▶ _Work task_
Work out the number of lines in the listing that include the string "Exchange". Reply with that number alone.

▶ _Provided records_
○ ○ ○

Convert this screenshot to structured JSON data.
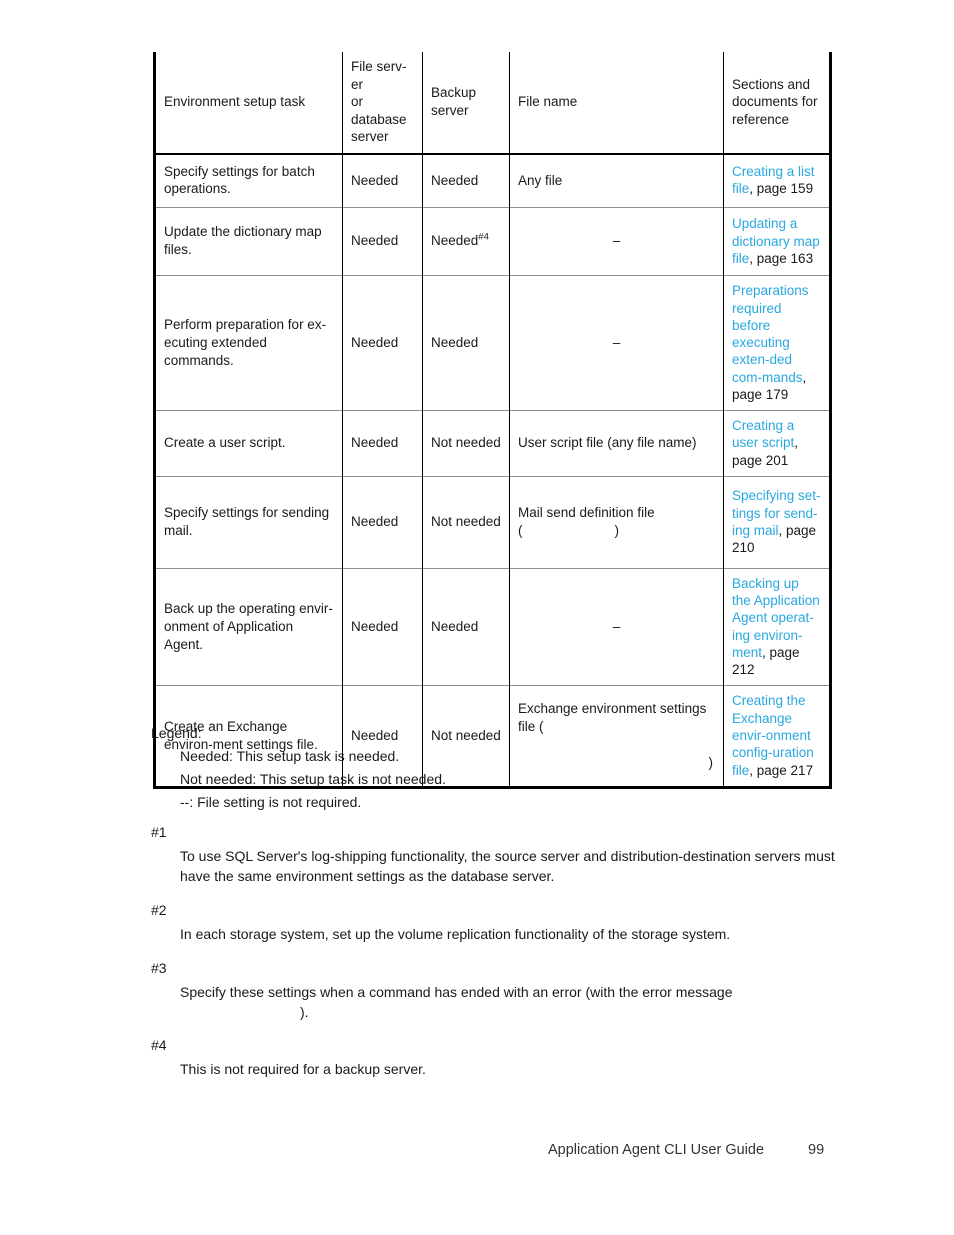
{
  "document": {
    "footer_title": "Application Agent CLI User Guide",
    "page_number": "99",
    "link_color": "#29a8e0"
  },
  "table": {
    "headers": {
      "task": "Environment setup task",
      "file_or_db_server": "File serv-\ner\nor\ndatabase\nserver",
      "backup_server": "Backup\nserver",
      "file_name": "File name",
      "sections": "Sections and\ndocuments for\nreference"
    },
    "rows": [
      {
        "task": "Specify settings for batch operations.",
        "server": "Needed",
        "server_footnote": "",
        "backup": "Needed",
        "backup_footnote": "",
        "file_name": "Any file",
        "file_name_paren": "",
        "file_name_paren_tail": "",
        "ref_link": "Creating a list file",
        "ref_page": ", page 159"
      },
      {
        "task": "Update the dictionary map files.",
        "server": "Needed",
        "server_footnote": "",
        "backup": "Needed",
        "backup_footnote": "#4",
        "file_name": "–",
        "file_name_paren": "",
        "file_name_paren_tail": "",
        "ref_link": "Updating a dictionary map file",
        "ref_page": ", page 163"
      },
      {
        "task": "Perform preparation for ex-ecuting extended commands.",
        "server": "Needed",
        "server_footnote": "",
        "backup": "Needed",
        "backup_footnote": "",
        "file_name": "–",
        "file_name_paren": "",
        "file_name_paren_tail": "",
        "ref_link": "Preparations required before executing exten-ded com-mands",
        "ref_page": ", page 179"
      },
      {
        "task": "Create a user script.",
        "server": "Needed",
        "server_footnote": "",
        "backup": "Not needed",
        "backup_footnote": "",
        "file_name": "User script file (any file name)",
        "file_name_paren": "",
        "file_name_paren_tail": "",
        "ref_link": "Creating a user script",
        "ref_page": ", page 201"
      },
      {
        "task": "Specify settings for sending mail.",
        "server": "Needed",
        "server_footnote": "",
        "backup": "Not needed",
        "backup_footnote": "",
        "file_name": "Mail send definition file",
        "file_name_paren": "(",
        "file_name_paren_tail": ")",
        "ref_link": "Specifying set-tings for send-ing mail",
        "ref_page": ", page 210"
      },
      {
        "task": "Back up the operating envir-onment of Application Agent.",
        "server": "Needed",
        "server_footnote": "",
        "backup": "Needed",
        "backup_footnote": "",
        "file_name": "–",
        "file_name_paren": "",
        "file_name_paren_tail": "",
        "ref_link": "Backing up the Application Agent operat-ing environ-ment",
        "ref_page": ", page 212"
      },
      {
        "task": "Create an Exchange environ-ment settings file.",
        "server": "Needed",
        "server_footnote": "",
        "backup": "Not needed",
        "backup_footnote": "",
        "file_name": "Exchange environment settings file (",
        "file_name_paren": "",
        "file_name_paren_tail": ")",
        "ref_link": "Creating the Exchange envir-onment config-uration file",
        "ref_page": ", page 217"
      }
    ]
  },
  "legend": {
    "title": "Legend:",
    "items": [
      "Needed: This setup task is needed.",
      "Not needed: This setup task is not needed.",
      "--: File setting is not required."
    ]
  },
  "footnotes": [
    {
      "marker": "#1",
      "text": "To use SQL Server's log-shipping functionality, the source server and distribution-destination servers must have the same environment settings as the database server.",
      "gap_text": ""
    },
    {
      "marker": "#2",
      "text": "In each storage system, set up the volume replication functionality of the storage system.",
      "gap_text": ""
    },
    {
      "marker": "#3",
      "text": "Specify these settings when a command has ended with an error (with the error message",
      "gap_text": ")."
    },
    {
      "marker": "#4",
      "text": "This is not required for a backup server.",
      "gap_text": ""
    }
  ]
}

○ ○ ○

▶ _The answer_
3